Records to use >>
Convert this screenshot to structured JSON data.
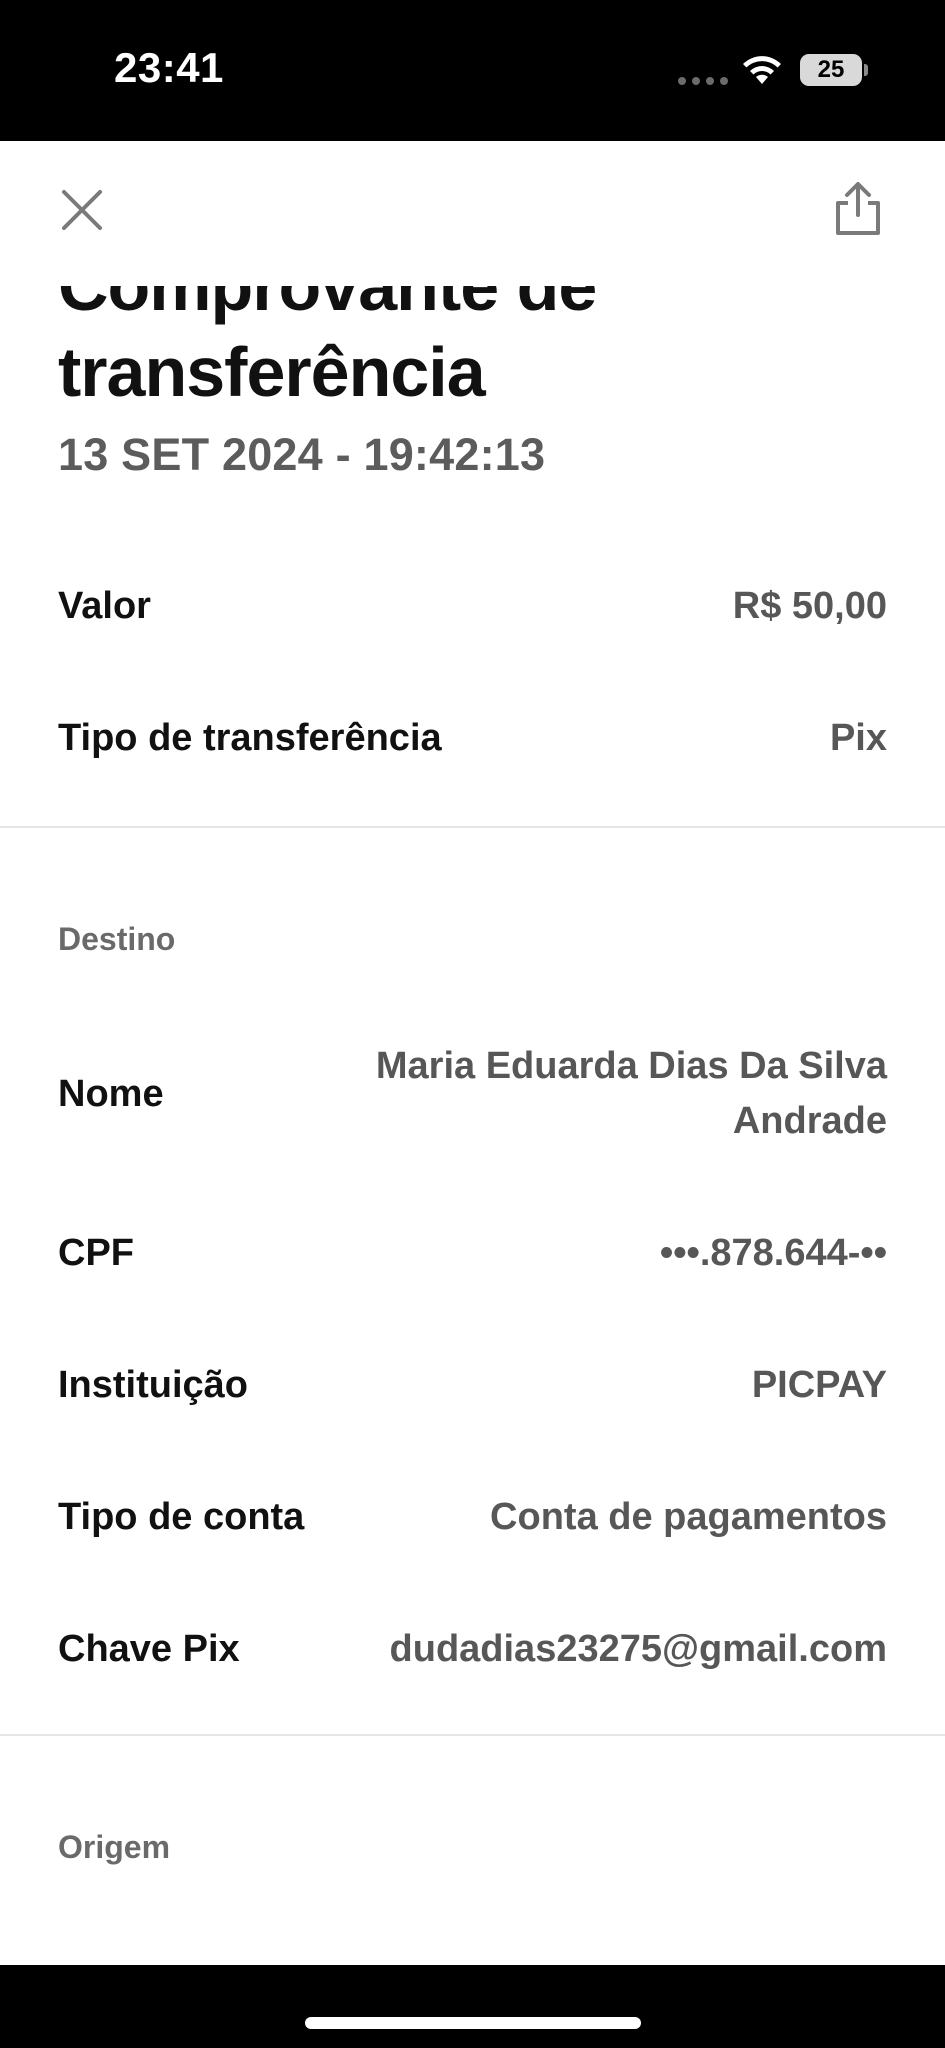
{
  "status_bar": {
    "time": "23:41",
    "battery": "25"
  },
  "header": {
    "close_icon": "close-icon",
    "share_icon": "share-icon"
  },
  "title": "Comprovante de transferência",
  "date": "13 SET 2024 - 19:42:13",
  "summary": {
    "valor_label": "Valor",
    "valor_value": "R$ 50,00",
    "tipo_label": "Tipo de transferência",
    "tipo_value": "Pix"
  },
  "destino": {
    "heading": "Destino",
    "nome_label": "Nome",
    "nome_value": "Maria Eduarda Dias Da Silva Andrade",
    "cpf_label": "CPF",
    "cpf_value": "•••.878.644-••",
    "instituicao_label": "Instituição",
    "instituicao_value": "PICPAY",
    "tipo_conta_label": "Tipo de conta",
    "tipo_conta_value": "Conta de pagamentos",
    "chave_label": "Chave Pix",
    "chave_value": "dudadias23275@gmail.com"
  },
  "origem": {
    "heading": "Origem"
  },
  "colors": {
    "background": "#ffffff",
    "label": "#111111",
    "value": "#575757",
    "section_heading": "#6a6a6a",
    "divider": "#e6e6e6"
  }
}
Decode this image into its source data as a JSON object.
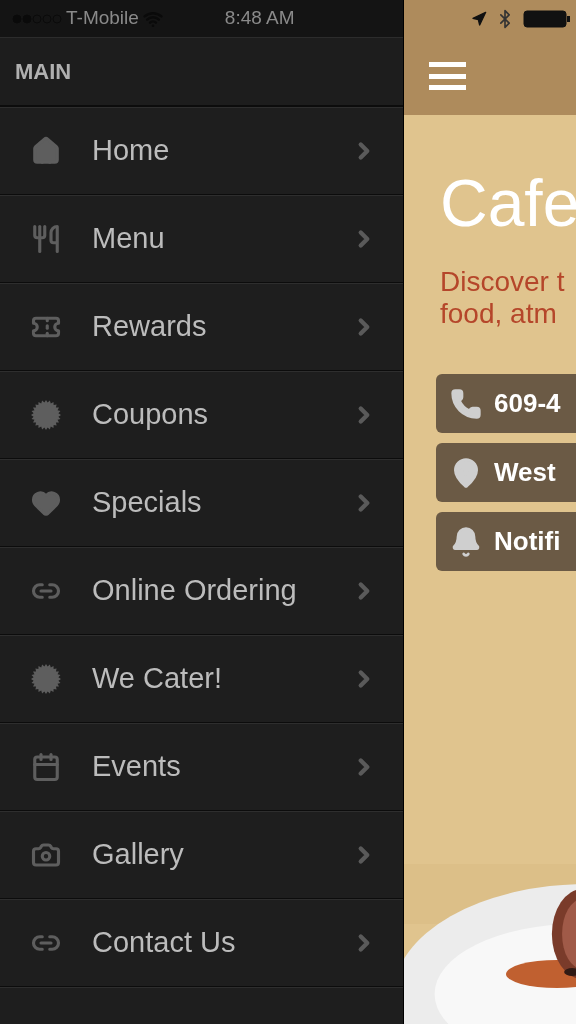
{
  "status_bar": {
    "carrier": "T-Mobile",
    "time": "8:48 AM"
  },
  "sidebar": {
    "title": "MAIN",
    "items": [
      {
        "label": "Home"
      },
      {
        "label": "Menu"
      },
      {
        "label": "Rewards"
      },
      {
        "label": "Coupons"
      },
      {
        "label": "Specials"
      },
      {
        "label": "Online Ordering"
      },
      {
        "label": "We Cater!"
      },
      {
        "label": "Events"
      },
      {
        "label": "Gallery"
      },
      {
        "label": "Contact Us"
      }
    ]
  },
  "main": {
    "title": "Cafe",
    "tagline_lines": [
      "Discover t",
      "food, atm"
    ],
    "actions": [
      {
        "label": "609-4"
      },
      {
        "label": "West"
      },
      {
        "label": "Notifi"
      }
    ]
  }
}
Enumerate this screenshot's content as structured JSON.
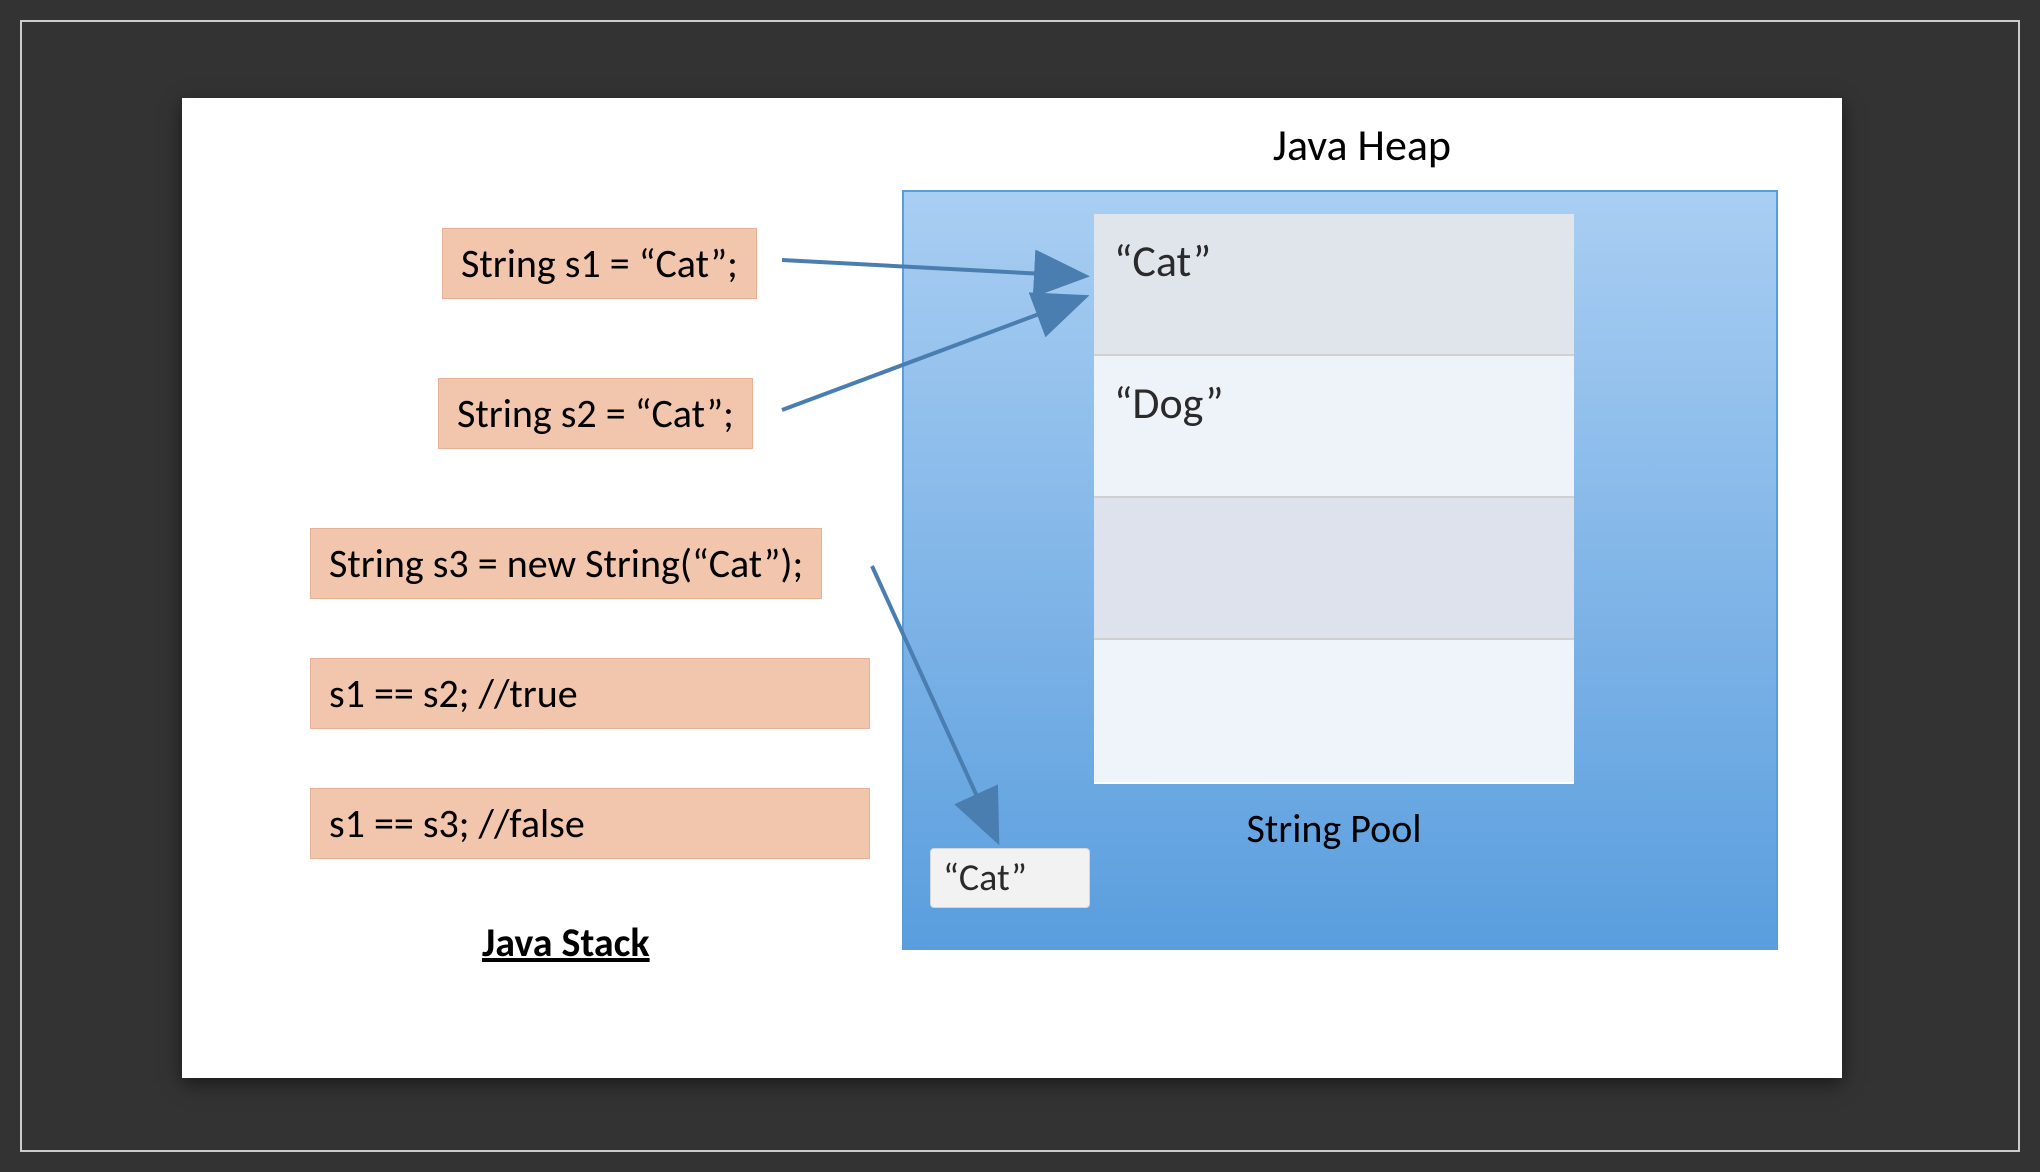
{
  "heap_title": "Java Heap",
  "stack_label": "Java Stack",
  "pool_label": "String Pool",
  "code": {
    "s1": "String s1 = “Cat”;",
    "s2": "String s2 = “Cat”;",
    "s3": "String s3 = new String(“Cat”);",
    "cmp1": "s1 == s2; //true",
    "cmp2": "s1 == s3; //false"
  },
  "pool": {
    "row0": "“Cat”",
    "row1": "“Dog”",
    "row2": "",
    "row3": ""
  },
  "heap_object": "“Cat”",
  "colors": {
    "code_bg": "#f2c5ad",
    "heap_top": "#a9cef2",
    "heap_bottom": "#5a9ede",
    "arrow": "#4a7db0"
  }
}
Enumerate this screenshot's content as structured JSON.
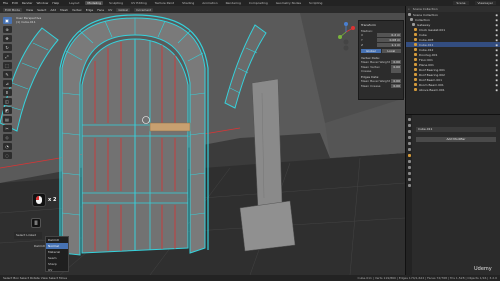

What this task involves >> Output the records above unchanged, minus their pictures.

Response to this task >>
Convert this screenshot to structured JSON data.
{
  "status_bar": {
    "time": "23:41",
    "battery": "25"
  },
  "header": {
    "close_icon": "close-icon",
    "share_icon": "share-icon"
  },
  "title": "Comprovante de transferência",
  "date": "13 SET 2024 - 19:42:13",
  "summary": {
    "valor_label": "Valor",
    "valor_value": "R$ 50,00",
    "tipo_label": "Tipo de transferência",
    "tipo_value": "Pix"
  },
  "destino": {
    "heading": "Destino",
    "nome_label": "Nome",
    "nome_value": "Maria Eduarda Dias Da Silva Andrade",
    "cpf_label": "CPF",
    "cpf_value": "•••.878.644-••",
    "instituicao_label": "Instituição",
    "instituicao_value": "PICPAY",
    "tipo_conta_label": "Tipo de conta",
    "tipo_conta_value": "Conta de pagamentos",
    "chave_label": "Chave Pix",
    "chave_value": "dudadias23275@gmail.com"
  },
  "origem": {
    "heading": "Origem"
  },
  "colors": {
    "background": "#ffffff",
    "label": "#111111",
    "value": "#575757",
    "section_heading": "#6a6a6a",
    "divider": "#e6e6e6"
  }
}
Decode this image into its source data as a JSON object.
{
  "status_bar": {
    "carrier": "T-Mobile",
    "time": "8:48 AM"
  },
  "sidebar": {
    "title": "MAIN",
    "items": [
      {
        "label": "Home"
      },
      {
        "label": "Menu"
      },
      {
        "label": "Rewards"
      },
      {
        "label": "Coupons"
      },
      {
        "label": "Specials"
      },
      {
        "label": "Online Ordering"
      },
      {
        "label": "We Cater!"
      },
      {
        "label": "Events"
      },
      {
        "label": "Gallery"
      },
      {
        "label": "Contact Us"
      }
    ]
  },
  "main": {
    "title": "Cafe",
    "tagline_lines": [
      "Discover t",
      "food, atm"
    ],
    "actions": [
      {
        "label": "609-4"
      },
      {
        "label": "West"
      },
      {
        "label": "Notifi"
      }
    ]
  }
}
Enumerate this screenshot's content as structured JSON.
{
  "heap_title": "Java Heap",
  "stack_label": "Java Stack",
  "pool_label": "String Pool",
  "code": {
    "s1": "String s1 = “Cat”;",
    "s2": "String s2 = “Cat”;",
    "s3": "String s3 = new String(“Cat”);",
    "cmp1": "s1 == s2; //true",
    "cmp2": "s1 == s3; //false"
  },
  "pool": {
    "row0": "“Cat”",
    "row1": "“Dog”",
    "row2": "",
    "row3": ""
  },
  "heap_object": "“Cat”",
  "colors": {
    "code_bg": "#f2c5ad",
    "heap_top": "#a9cef2",
    "heap_bottom": "#5a9ede",
    "arrow": "#4a7db0"
  }
}
Enumerate this screenshot's content as structured JSON.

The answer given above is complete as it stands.